Information released Wednesday by the state shows that Engineered Floors stands to get state incentives worth as much as $105.6 million over several years, The Atlanta Journal-Constitution reported.
Calhoun-based Engineered Floors will open two facilities in the northwestern part of the state, creating about 2,400 jobs over the coming years, Georgia Gov. Nathan Deal announced last week.
The new plants in Whitfield and Murray counties are expected to employ 2,000 people over the next five years.
Allison Tyrer, a spokeswoman with the Georgia Department of Economic Development, said the company has committed to creating 2,400 jobs in the state.
If the maximum value of the state package alone is realized, it could amount to $44,000 per job, the Atlanta newspaper reported.
Georgia has had recent successes in attracting industry to the state, but they have come at a cost.
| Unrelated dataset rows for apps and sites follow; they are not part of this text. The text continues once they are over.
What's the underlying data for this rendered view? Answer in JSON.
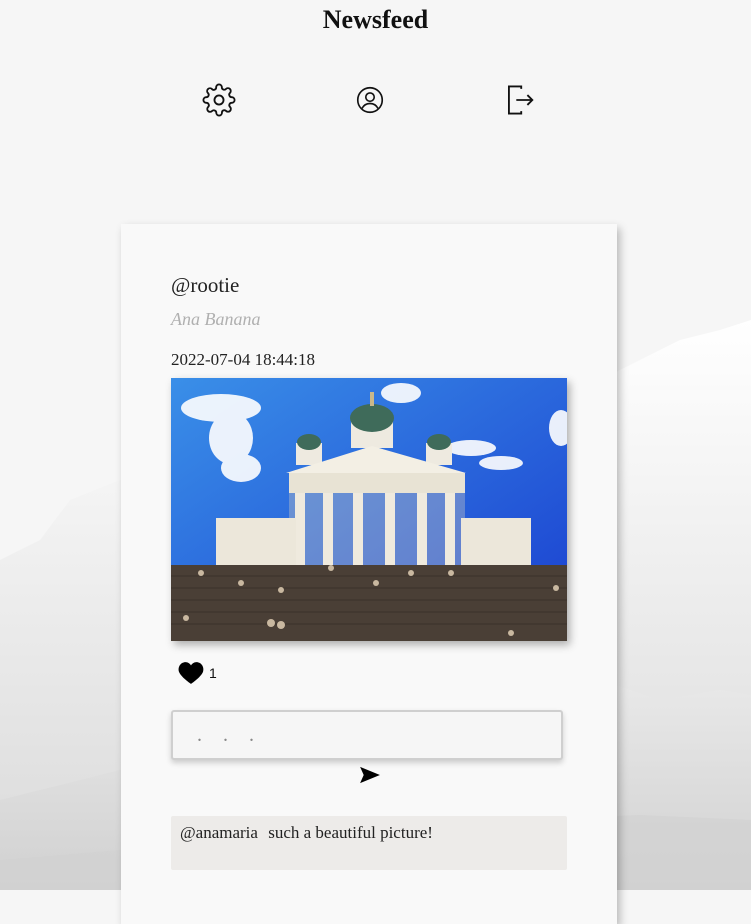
{
  "header": {
    "title": "Newsfeed"
  },
  "nav": {
    "icons": [
      "gear-icon",
      "user-circle-icon",
      "logout-icon"
    ]
  },
  "post": {
    "username": "@rootie",
    "fullname": "Ana Banana",
    "timestamp": "2022-07-04 18:44:18",
    "likes": "1",
    "comment_placeholder": ". . .",
    "comments": [
      {
        "author": "@anamaria",
        "text": "such a beautiful picture!"
      }
    ]
  },
  "colors": {
    "background": "#f6f6f6",
    "card": "#f9f9f9",
    "comment_bg": "#edebe9",
    "fullname": "#b0b0b0"
  }
}
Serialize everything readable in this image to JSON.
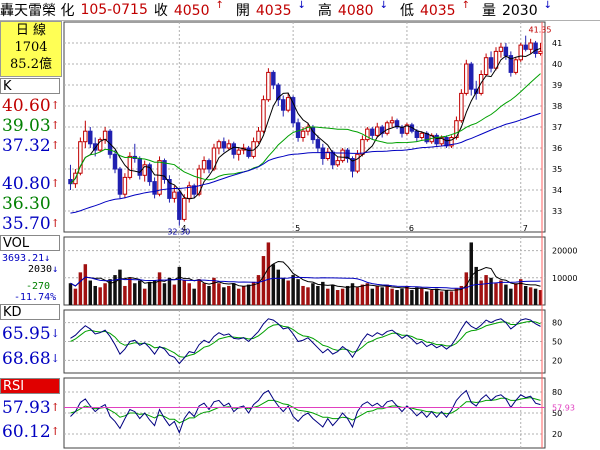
{
  "header": {
    "stock_name": "轟天雷榮  化",
    "date_code": "105-0715",
    "close_label": "收",
    "close_value": "4050",
    "close_arrow": "↑",
    "open_label": "開",
    "open_value": "4035",
    "open_arrow": "↓",
    "high_label": "高",
    "high_value": "4080",
    "high_arrow": "↓",
    "low_label": "低",
    "low_value": "4035",
    "low_arrow": "↑",
    "volume_label": "量",
    "volume_value": "2030",
    "volume_arrow": "↓"
  },
  "left_panel": {
    "daily_title": "日  線",
    "daily_count": "1704",
    "daily_amount": "85.2億",
    "k_tab": "K",
    "k_values": [
      {
        "text": "40.60",
        "arrow": "↑",
        "color": "#c00000"
      },
      {
        "text": "39.03",
        "arrow": "↑",
        "color": "#008000"
      },
      {
        "text": "37.32",
        "arrow": "↑",
        "color": "#0000c0"
      },
      {
        "text": "40.80",
        "arrow": "↑",
        "color": "#0000c0"
      },
      {
        "text": "36.30",
        "arrow": "",
        "color": "#008000"
      },
      {
        "text": "35.70",
        "arrow": "↑",
        "color": "#0000c0"
      }
    ],
    "vol_tab": "VOL",
    "vol_values": [
      {
        "text": "3693.21",
        "arrow": "↓",
        "color": "#0000c0"
      },
      {
        "text": "2030",
        "arrow": "↓",
        "color": "#000000"
      },
      {
        "text": "-270",
        "arrow": "",
        "color": "#008000"
      },
      {
        "text": "-11.74%",
        "arrow": "",
        "color": "#0000c0"
      }
    ],
    "kd_tab": "KD",
    "kd_values": [
      {
        "text": "65.95",
        "arrow": "↓",
        "color": "#0000c0"
      },
      {
        "text": "68.68",
        "arrow": "↓",
        "color": "#0000c0"
      }
    ],
    "rsi_tab": "RSI",
    "rsi_values": [
      {
        "text": "57.93",
        "arrow": "↑",
        "color": "#0000c0"
      },
      {
        "text": "60.12",
        "arrow": "↑",
        "color": "#0000c0"
      }
    ]
  },
  "colors": {
    "up": "#c00000",
    "down": "#2020b0",
    "ma_short": "#000000",
    "ma_mid": "#00a000",
    "ma_long": "#0000c0",
    "grid": "#b0b0b0"
  },
  "chart_data": [
    {
      "type": "candlestick",
      "name": "price",
      "ylim": [
        32,
        42
      ],
      "yticks": [
        33,
        34,
        35,
        36,
        37,
        38,
        39,
        40,
        41
      ],
      "month_labels": [
        {
          "label": "4",
          "index": 22
        },
        {
          "label": "5",
          "index": 45
        },
        {
          "label": "6",
          "index": 68
        },
        {
          "label": "7",
          "index": 91
        }
      ],
      "annotations": [
        {
          "text": "41.35",
          "index": 95,
          "value": 41.35
        },
        {
          "text": "32.30",
          "index": 22,
          "value": 32.3
        }
      ],
      "ohlc": [
        [
          34.5,
          35.2,
          34.0,
          34.3
        ],
        [
          34.3,
          35.0,
          34.1,
          34.8
        ],
        [
          34.8,
          36.5,
          34.7,
          36.3
        ],
        [
          36.3,
          37.3,
          36.0,
          36.8
        ],
        [
          36.8,
          37.0,
          36.0,
          36.2
        ],
        [
          36.2,
          36.5,
          35.6,
          35.9
        ],
        [
          35.9,
          36.5,
          35.8,
          36.4
        ],
        [
          36.4,
          37.0,
          36.2,
          36.8
        ],
        [
          36.8,
          36.9,
          35.5,
          35.7
        ],
        [
          35.7,
          35.9,
          34.8,
          35.0
        ],
        [
          35.0,
          35.1,
          33.6,
          33.8
        ],
        [
          33.8,
          34.8,
          33.6,
          34.6
        ],
        [
          34.6,
          35.8,
          34.5,
          35.6
        ],
        [
          35.6,
          36.2,
          35.3,
          35.5
        ],
        [
          35.5,
          35.6,
          34.5,
          34.7
        ],
        [
          34.7,
          35.4,
          34.4,
          35.2
        ],
        [
          35.2,
          35.3,
          34.2,
          34.4
        ],
        [
          34.4,
          34.6,
          33.6,
          33.8
        ],
        [
          33.8,
          35.6,
          33.7,
          35.4
        ],
        [
          35.4,
          35.5,
          34.3,
          34.5
        ],
        [
          34.5,
          34.7,
          33.4,
          33.6
        ],
        [
          33.6,
          34.2,
          33.4,
          33.9
        ],
        [
          33.9,
          34.0,
          32.3,
          32.6
        ],
        [
          32.6,
          33.8,
          32.5,
          33.6
        ],
        [
          33.6,
          34.4,
          33.4,
          34.2
        ],
        [
          34.2,
          34.3,
          33.6,
          33.8
        ],
        [
          33.8,
          35.2,
          33.7,
          35.0
        ],
        [
          35.0,
          35.6,
          34.8,
          35.4
        ],
        [
          35.4,
          35.5,
          34.8,
          35.0
        ],
        [
          35.0,
          36.2,
          34.9,
          36.0
        ],
        [
          36.0,
          36.4,
          35.7,
          36.3
        ],
        [
          36.3,
          36.5,
          35.8,
          36.0
        ],
        [
          36.0,
          36.4,
          35.9,
          36.2
        ],
        [
          36.2,
          36.3,
          35.5,
          35.7
        ],
        [
          35.7,
          36.0,
          35.4,
          35.9
        ],
        [
          35.9,
          36.2,
          35.7,
          36.0
        ],
        [
          36.0,
          36.1,
          35.5,
          35.6
        ],
        [
          35.6,
          36.5,
          35.5,
          36.3
        ],
        [
          36.3,
          37.0,
          36.2,
          36.8
        ],
        [
          36.8,
          38.5,
          36.7,
          38.3
        ],
        [
          38.3,
          39.8,
          38.2,
          39.6
        ],
        [
          39.6,
          39.7,
          38.8,
          39.0
        ],
        [
          39.0,
          39.1,
          38.0,
          38.3
        ],
        [
          38.3,
          38.5,
          37.5,
          37.8
        ],
        [
          37.8,
          38.6,
          37.7,
          38.4
        ],
        [
          38.4,
          38.5,
          37.0,
          37.2
        ],
        [
          37.2,
          37.4,
          36.3,
          36.5
        ],
        [
          36.5,
          37.0,
          36.3,
          36.8
        ],
        [
          36.8,
          37.2,
          36.6,
          37.0
        ],
        [
          37.0,
          37.1,
          36.2,
          36.4
        ],
        [
          36.4,
          36.6,
          35.8,
          36.0
        ],
        [
          36.0,
          36.2,
          35.2,
          35.5
        ],
        [
          35.5,
          36.0,
          35.4,
          35.8
        ],
        [
          35.8,
          35.9,
          35.0,
          35.2
        ],
        [
          35.2,
          35.6,
          35.1,
          35.4
        ],
        [
          35.4,
          36.0,
          35.3,
          35.9
        ],
        [
          35.9,
          36.0,
          35.3,
          35.5
        ],
        [
          35.5,
          35.6,
          34.6,
          34.9
        ],
        [
          34.9,
          35.9,
          34.8,
          35.7
        ],
        [
          35.7,
          36.6,
          35.6,
          36.4
        ],
        [
          36.4,
          37.0,
          36.3,
          36.9
        ],
        [
          36.9,
          37.0,
          36.4,
          36.6
        ],
        [
          36.6,
          37.2,
          36.5,
          37.0
        ],
        [
          37.0,
          37.1,
          36.5,
          36.7
        ],
        [
          36.7,
          37.3,
          36.6,
          37.2
        ],
        [
          37.2,
          37.5,
          37.0,
          37.3
        ],
        [
          37.3,
          37.4,
          36.9,
          37.0
        ],
        [
          37.0,
          37.1,
          36.5,
          36.7
        ],
        [
          36.7,
          37.2,
          36.6,
          37.1
        ],
        [
          37.1,
          37.2,
          36.7,
          36.8
        ],
        [
          36.8,
          36.9,
          36.3,
          36.5
        ],
        [
          36.5,
          36.8,
          36.4,
          36.7
        ],
        [
          36.7,
          36.8,
          36.2,
          36.3
        ],
        [
          36.3,
          36.7,
          36.2,
          36.6
        ],
        [
          36.6,
          36.7,
          36.1,
          36.2
        ],
        [
          36.2,
          36.6,
          36.1,
          36.5
        ],
        [
          36.5,
          36.6,
          36.0,
          36.1
        ],
        [
          36.1,
          36.6,
          36.0,
          36.5
        ],
        [
          36.5,
          37.5,
          36.4,
          37.3
        ],
        [
          37.3,
          38.8,
          37.2,
          38.6
        ],
        [
          38.6,
          40.2,
          38.5,
          40.0
        ],
        [
          40.0,
          40.1,
          38.5,
          38.8
        ],
        [
          38.8,
          39.2,
          38.3,
          38.6
        ],
        [
          38.6,
          39.7,
          38.5,
          39.5
        ],
        [
          39.5,
          40.5,
          39.4,
          40.3
        ],
        [
          40.3,
          40.6,
          39.6,
          39.8
        ],
        [
          39.8,
          40.8,
          39.7,
          40.6
        ],
        [
          40.6,
          41.0,
          40.3,
          40.8
        ],
        [
          40.8,
          41.0,
          40.2,
          40.4
        ],
        [
          40.4,
          40.6,
          39.4,
          39.6
        ],
        [
          39.6,
          40.3,
          39.5,
          40.2
        ],
        [
          40.2,
          41.0,
          40.1,
          40.9
        ],
        [
          40.9,
          41.35,
          40.6,
          40.7
        ],
        [
          40.7,
          41.2,
          40.5,
          41.0
        ],
        [
          41.0,
          41.1,
          40.3,
          40.5
        ],
        [
          40.5,
          41.0,
          40.4,
          40.6
        ]
      ]
    },
    {
      "type": "bar",
      "name": "volume",
      "ylim": [
        0,
        25000
      ],
      "yticks": [
        10000,
        20000
      ],
      "values": [
        8000,
        6000,
        12000,
        15000,
        9000,
        7000,
        6500,
        8000,
        9500,
        11000,
        13000,
        7000,
        10000,
        8000,
        9000,
        6000,
        8500,
        9000,
        12000,
        8000,
        10000,
        7500,
        14000,
        9000,
        8000,
        6000,
        9500,
        8000,
        7000,
        10000,
        8000,
        6500,
        7000,
        8000,
        6000,
        7000,
        7500,
        8500,
        11000,
        18000,
        23000,
        15000,
        13000,
        10000,
        9000,
        11000,
        9500,
        7000,
        6500,
        8000,
        7000,
        8500,
        6000,
        7500,
        5500,
        6000,
        7000,
        8000,
        6500,
        7500,
        8000,
        6000,
        7000,
        6500,
        7500,
        6000,
        5500,
        6000,
        7000,
        5500,
        6500,
        6000,
        5000,
        5500,
        6000,
        5000,
        5500,
        5000,
        6000,
        7000,
        12000,
        23000,
        14000,
        9000,
        11000,
        10000,
        8000,
        9000,
        7500,
        6000,
        8000,
        9500,
        7000,
        6500,
        6000,
        5500
      ],
      "up_flags": [
        0,
        1,
        1,
        1,
        0,
        0,
        1,
        1,
        0,
        0,
        0,
        1,
        1,
        0,
        0,
        1,
        0,
        0,
        1,
        0,
        0,
        1,
        0,
        1,
        1,
        0,
        1,
        1,
        0,
        1,
        1,
        0,
        1,
        0,
        1,
        1,
        0,
        1,
        1,
        1,
        1,
        0,
        0,
        0,
        1,
        0,
        0,
        1,
        1,
        0,
        0,
        0,
        1,
        0,
        1,
        1,
        0,
        0,
        1,
        1,
        1,
        0,
        1,
        0,
        1,
        1,
        0,
        0,
        1,
        0,
        0,
        1,
        0,
        1,
        0,
        1,
        0,
        1,
        1,
        1,
        1,
        0,
        0,
        1,
        1,
        0,
        1,
        1,
        0,
        0,
        1,
        1,
        0,
        1,
        0,
        1
      ]
    },
    {
      "type": "line",
      "name": "kd",
      "ylim": [
        0,
        100
      ],
      "yticks": [
        20,
        50,
        80
      ],
      "series_k": [
        55,
        60,
        68,
        75,
        70,
        62,
        64,
        68,
        58,
        45,
        30,
        38,
        50,
        52,
        44,
        48,
        40,
        30,
        42,
        38,
        28,
        25,
        15,
        24,
        34,
        32,
        45,
        52,
        48,
        58,
        64,
        60,
        62,
        55,
        54,
        56,
        50,
        58,
        66,
        78,
        86,
        84,
        78,
        70,
        72,
        62,
        50,
        52,
        56,
        48,
        40,
        32,
        38,
        30,
        34,
        42,
        36,
        25,
        38,
        52,
        62,
        58,
        64,
        60,
        66,
        68,
        62,
        55,
        60,
        54,
        46,
        50,
        42,
        46,
        40,
        44,
        38,
        44,
        56,
        70,
        82,
        74,
        70,
        76,
        84,
        80,
        84,
        86,
        80,
        70,
        76,
        84,
        86,
        84,
        78,
        74
      ],
      "series_d": [
        50,
        54,
        60,
        66,
        68,
        66,
        65,
        66,
        63,
        57,
        48,
        44,
        46,
        48,
        47,
        47,
        45,
        40,
        41,
        40,
        36,
        32,
        26,
        25,
        28,
        30,
        35,
        41,
        43,
        48,
        54,
        56,
        58,
        57,
        56,
        56,
        54,
        55,
        59,
        65,
        72,
        76,
        77,
        74,
        73,
        69,
        63,
        59,
        58,
        55,
        50,
        44,
        42,
        38,
        36,
        38,
        37,
        33,
        35,
        41,
        48,
        51,
        55,
        57,
        60,
        63,
        63,
        60,
        60,
        58,
        54,
        53,
        49,
        48,
        45,
        45,
        43,
        43,
        47,
        55,
        64,
        67,
        68,
        71,
        75,
        77,
        79,
        81,
        81,
        77,
        77,
        79,
        81,
        82,
        81,
        78
      ]
    },
    {
      "type": "line",
      "name": "rsi",
      "ylim": [
        0,
        100
      ],
      "yticks": [
        20,
        50,
        80
      ],
      "reference_label": "57.93",
      "reference_value": 57.93,
      "series_fast": [
        45,
        52,
        65,
        70,
        60,
        52,
        58,
        62,
        45,
        38,
        28,
        42,
        55,
        52,
        42,
        50,
        40,
        32,
        55,
        42,
        32,
        38,
        22,
        42,
        52,
        45,
        60,
        64,
        55,
        66,
        68,
        60,
        64,
        52,
        58,
        60,
        50,
        62,
        68,
        78,
        82,
        70,
        60,
        52,
        60,
        45,
        38,
        46,
        50,
        42,
        36,
        30,
        42,
        32,
        40,
        50,
        42,
        30,
        52,
        62,
        66,
        60,
        64,
        58,
        66,
        68,
        60,
        52,
        60,
        54,
        46,
        52,
        44,
        52,
        44,
        52,
        44,
        54,
        68,
        76,
        82,
        65,
        60,
        70,
        76,
        68,
        74,
        76,
        70,
        58,
        68,
        76,
        72,
        74,
        64,
        62
      ],
      "series_slow": [
        50,
        52,
        56,
        60,
        58,
        56,
        57,
        58,
        54,
        50,
        44,
        46,
        50,
        50,
        48,
        49,
        46,
        43,
        47,
        45,
        41,
        41,
        36,
        39,
        43,
        43,
        48,
        51,
        52,
        55,
        58,
        58,
        59,
        57,
        57,
        58,
        56,
        58,
        60,
        64,
        68,
        68,
        66,
        63,
        62,
        58,
        54,
        53,
        52,
        50,
        47,
        44,
        44,
        42,
        42,
        44,
        43,
        40,
        44,
        48,
        52,
        53,
        56,
        56,
        58,
        60,
        60,
        58,
        58,
        57,
        55,
        54,
        52,
        52,
        50,
        50,
        49,
        50,
        54,
        60,
        66,
        66,
        65,
        66,
        68,
        68,
        69,
        71,
        71,
        68,
        68,
        70,
        71,
        72,
        70,
        68
      ]
    }
  ]
}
State and local officials wooed construction equipment maker Caterpillar to Athens with an incentive deal worth more than $75 million in tax credits, infrastructure improvements, grants and property tax abatement. That could be worth more than $53,500 per promised job.
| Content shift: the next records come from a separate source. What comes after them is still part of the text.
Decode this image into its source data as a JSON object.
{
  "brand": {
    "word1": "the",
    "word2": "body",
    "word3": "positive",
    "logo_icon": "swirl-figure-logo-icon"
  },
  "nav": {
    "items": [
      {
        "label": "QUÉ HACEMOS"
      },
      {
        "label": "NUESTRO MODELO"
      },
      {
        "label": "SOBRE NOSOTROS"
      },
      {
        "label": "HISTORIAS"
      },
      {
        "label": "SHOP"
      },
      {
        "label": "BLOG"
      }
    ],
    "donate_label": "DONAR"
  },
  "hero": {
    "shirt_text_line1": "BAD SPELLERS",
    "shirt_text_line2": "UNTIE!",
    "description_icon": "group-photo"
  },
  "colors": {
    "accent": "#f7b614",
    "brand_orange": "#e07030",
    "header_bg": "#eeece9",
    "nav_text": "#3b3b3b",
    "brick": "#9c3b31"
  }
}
A full draft of the state incentives package for Engineered Floors was not released.
However, based on elements of the deal outlined by Tyrer, some facts are known.
Discretionary or elective incentives provided by economic development officials total $13.9 million. These include a grant of $6 million from the OneGeorgia Authority, $3.4 million in energy tax exemptions and an estimated exemption from sales tax of $4.5 million for construction materials.
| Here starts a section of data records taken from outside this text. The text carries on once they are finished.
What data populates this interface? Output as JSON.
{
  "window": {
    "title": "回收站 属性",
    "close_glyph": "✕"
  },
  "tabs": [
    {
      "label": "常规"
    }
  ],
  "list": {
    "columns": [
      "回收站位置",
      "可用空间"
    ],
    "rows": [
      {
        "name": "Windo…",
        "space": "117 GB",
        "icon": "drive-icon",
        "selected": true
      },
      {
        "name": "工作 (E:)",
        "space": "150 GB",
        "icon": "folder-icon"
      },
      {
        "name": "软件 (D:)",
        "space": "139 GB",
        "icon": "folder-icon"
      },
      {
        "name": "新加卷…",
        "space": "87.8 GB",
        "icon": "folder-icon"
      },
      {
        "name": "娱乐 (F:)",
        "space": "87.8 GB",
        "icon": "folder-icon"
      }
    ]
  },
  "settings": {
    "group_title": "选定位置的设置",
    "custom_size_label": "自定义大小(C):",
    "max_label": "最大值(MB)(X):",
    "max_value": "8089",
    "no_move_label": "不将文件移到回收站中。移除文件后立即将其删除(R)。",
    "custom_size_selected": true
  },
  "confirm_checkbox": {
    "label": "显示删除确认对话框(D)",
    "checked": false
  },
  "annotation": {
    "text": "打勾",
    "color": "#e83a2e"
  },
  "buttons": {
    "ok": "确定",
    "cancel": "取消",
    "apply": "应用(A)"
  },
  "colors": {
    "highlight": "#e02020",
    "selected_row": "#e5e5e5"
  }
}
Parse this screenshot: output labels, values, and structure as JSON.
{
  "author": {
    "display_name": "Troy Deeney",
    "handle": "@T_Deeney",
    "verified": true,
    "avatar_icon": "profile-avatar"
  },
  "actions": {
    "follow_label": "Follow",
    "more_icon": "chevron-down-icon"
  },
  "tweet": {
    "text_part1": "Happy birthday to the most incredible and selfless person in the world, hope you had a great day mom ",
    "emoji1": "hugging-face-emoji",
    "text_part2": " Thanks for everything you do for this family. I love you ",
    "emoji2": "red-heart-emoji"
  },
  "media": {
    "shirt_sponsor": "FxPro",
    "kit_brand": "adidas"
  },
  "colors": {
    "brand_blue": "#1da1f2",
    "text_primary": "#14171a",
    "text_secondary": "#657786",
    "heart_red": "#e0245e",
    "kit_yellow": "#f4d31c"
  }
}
Engineered Floors also is eligible for $91.7 million in "statutory" jobs tax credits, tax exemptions and training assistance — up from the nearly $70 million state officials estimated last week at the time of the company's announcement. Such incentives pegged to job creation are built into the state's tax code.
The "statutory" benefits include $22 million in sales tax exemptions for machinery, and about $60 million in credits that depend on jobs actually being created and other factors such as salaries and a county's unemployment rate.
Information from: The Atlanta Journal-Constitution.
Copyright 2013 The Associated Press.